++++ MATERIAL SHOWN

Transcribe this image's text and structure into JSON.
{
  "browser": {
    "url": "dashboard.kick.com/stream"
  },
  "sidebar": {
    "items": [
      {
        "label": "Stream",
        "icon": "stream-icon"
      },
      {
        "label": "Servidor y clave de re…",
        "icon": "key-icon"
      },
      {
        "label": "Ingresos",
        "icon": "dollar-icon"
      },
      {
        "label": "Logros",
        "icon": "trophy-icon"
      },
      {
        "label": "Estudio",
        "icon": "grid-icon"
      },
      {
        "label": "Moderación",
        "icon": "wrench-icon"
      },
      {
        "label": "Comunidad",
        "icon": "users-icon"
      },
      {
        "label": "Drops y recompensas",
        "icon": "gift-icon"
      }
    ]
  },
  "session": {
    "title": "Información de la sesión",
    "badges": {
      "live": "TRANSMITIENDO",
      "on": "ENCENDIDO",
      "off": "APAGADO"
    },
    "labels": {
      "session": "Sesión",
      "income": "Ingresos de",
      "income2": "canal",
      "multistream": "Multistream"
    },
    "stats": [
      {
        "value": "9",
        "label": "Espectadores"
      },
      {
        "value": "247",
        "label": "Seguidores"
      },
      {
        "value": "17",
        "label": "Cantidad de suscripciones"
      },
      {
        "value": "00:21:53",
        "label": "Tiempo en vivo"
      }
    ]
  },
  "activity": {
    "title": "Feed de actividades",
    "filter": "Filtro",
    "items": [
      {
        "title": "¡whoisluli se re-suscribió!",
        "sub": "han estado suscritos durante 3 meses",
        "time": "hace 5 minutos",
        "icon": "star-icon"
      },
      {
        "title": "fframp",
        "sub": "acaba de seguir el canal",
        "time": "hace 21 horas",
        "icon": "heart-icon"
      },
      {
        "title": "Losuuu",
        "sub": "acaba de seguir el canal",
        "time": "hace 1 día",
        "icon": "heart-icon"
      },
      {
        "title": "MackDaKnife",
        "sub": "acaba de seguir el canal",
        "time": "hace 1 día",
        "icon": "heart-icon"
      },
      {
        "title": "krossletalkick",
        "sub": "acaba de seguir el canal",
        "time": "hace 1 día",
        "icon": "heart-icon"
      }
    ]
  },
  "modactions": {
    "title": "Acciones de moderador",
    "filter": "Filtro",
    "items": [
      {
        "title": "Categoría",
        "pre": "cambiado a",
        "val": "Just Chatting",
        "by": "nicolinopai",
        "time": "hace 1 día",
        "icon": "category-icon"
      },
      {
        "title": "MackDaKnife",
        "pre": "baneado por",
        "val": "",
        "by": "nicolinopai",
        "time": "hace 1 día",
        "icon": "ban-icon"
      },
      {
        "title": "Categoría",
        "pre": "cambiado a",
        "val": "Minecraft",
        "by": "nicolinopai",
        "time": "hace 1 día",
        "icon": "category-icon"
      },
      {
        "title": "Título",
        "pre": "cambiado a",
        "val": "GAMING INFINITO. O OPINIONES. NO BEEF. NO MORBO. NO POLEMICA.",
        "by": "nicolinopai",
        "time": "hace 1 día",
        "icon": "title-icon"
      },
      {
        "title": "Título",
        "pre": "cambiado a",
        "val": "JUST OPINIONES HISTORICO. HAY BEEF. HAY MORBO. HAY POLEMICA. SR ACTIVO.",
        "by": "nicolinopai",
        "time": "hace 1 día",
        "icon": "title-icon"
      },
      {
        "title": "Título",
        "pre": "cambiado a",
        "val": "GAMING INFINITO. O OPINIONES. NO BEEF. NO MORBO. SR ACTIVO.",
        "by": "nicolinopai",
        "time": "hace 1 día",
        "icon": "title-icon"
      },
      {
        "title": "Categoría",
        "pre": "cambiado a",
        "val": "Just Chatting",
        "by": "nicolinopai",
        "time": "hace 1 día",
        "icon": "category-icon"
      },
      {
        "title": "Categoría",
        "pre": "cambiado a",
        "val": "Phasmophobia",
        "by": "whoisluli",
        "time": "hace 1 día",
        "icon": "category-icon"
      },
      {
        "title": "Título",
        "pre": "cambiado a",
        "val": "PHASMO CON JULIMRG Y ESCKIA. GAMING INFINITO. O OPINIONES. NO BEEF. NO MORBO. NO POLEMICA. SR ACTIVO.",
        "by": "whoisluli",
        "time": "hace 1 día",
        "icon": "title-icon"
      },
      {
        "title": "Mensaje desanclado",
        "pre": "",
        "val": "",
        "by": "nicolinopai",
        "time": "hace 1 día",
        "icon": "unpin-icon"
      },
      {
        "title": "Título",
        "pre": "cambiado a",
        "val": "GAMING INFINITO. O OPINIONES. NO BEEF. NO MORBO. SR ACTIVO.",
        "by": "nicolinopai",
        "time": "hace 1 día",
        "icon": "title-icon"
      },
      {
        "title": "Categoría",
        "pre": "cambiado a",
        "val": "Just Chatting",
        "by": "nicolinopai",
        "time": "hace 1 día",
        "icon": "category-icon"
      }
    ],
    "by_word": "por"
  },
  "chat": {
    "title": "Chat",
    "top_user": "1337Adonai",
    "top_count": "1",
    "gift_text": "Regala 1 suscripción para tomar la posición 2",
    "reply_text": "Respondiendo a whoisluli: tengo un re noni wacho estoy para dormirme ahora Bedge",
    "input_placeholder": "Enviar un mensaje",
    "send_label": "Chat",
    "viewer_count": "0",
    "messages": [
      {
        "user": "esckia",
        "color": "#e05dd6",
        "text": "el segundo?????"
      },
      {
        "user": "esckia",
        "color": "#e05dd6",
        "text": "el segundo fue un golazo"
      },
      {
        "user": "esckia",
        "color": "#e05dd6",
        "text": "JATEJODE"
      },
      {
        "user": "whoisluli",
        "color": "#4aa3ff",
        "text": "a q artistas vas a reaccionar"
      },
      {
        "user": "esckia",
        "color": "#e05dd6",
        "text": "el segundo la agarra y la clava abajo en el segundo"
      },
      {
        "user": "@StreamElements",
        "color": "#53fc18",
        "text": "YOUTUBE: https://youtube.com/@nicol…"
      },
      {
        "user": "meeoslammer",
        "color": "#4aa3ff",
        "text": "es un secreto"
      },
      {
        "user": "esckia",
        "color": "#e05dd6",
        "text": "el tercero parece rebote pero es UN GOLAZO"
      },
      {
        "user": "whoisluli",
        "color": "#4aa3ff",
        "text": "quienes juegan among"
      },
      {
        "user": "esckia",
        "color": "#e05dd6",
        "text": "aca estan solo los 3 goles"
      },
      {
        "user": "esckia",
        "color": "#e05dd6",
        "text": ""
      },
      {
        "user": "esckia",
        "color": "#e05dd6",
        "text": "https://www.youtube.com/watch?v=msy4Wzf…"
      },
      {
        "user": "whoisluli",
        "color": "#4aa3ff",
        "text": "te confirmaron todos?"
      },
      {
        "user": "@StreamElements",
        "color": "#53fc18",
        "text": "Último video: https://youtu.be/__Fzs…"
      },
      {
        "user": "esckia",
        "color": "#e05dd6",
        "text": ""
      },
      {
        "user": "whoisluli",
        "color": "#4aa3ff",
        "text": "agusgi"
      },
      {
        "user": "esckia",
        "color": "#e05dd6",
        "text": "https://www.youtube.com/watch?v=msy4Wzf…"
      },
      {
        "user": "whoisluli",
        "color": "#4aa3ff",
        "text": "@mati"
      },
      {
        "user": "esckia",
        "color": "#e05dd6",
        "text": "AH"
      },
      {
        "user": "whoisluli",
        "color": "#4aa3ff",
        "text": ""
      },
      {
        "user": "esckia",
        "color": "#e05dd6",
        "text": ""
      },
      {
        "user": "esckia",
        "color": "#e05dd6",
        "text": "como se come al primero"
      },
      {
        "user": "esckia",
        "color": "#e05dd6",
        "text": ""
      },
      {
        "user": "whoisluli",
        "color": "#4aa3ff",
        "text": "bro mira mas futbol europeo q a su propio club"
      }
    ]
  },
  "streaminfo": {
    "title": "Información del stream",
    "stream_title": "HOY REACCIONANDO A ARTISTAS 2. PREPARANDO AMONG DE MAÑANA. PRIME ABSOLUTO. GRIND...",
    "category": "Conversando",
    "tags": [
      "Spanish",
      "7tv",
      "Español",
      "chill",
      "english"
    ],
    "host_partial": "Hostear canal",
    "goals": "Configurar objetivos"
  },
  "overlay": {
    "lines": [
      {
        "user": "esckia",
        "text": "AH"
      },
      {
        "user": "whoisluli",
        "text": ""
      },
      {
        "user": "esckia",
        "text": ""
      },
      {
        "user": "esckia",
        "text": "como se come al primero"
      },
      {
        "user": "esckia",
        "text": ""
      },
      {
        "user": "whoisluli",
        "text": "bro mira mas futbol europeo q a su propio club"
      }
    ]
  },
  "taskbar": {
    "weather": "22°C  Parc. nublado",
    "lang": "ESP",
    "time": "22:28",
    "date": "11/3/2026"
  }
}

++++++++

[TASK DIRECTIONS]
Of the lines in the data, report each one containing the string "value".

[ANSWER TO THE PROBLEM]
        "value": "9",
        "value": "247",
        "value": "17",
        "value": "00:21:53",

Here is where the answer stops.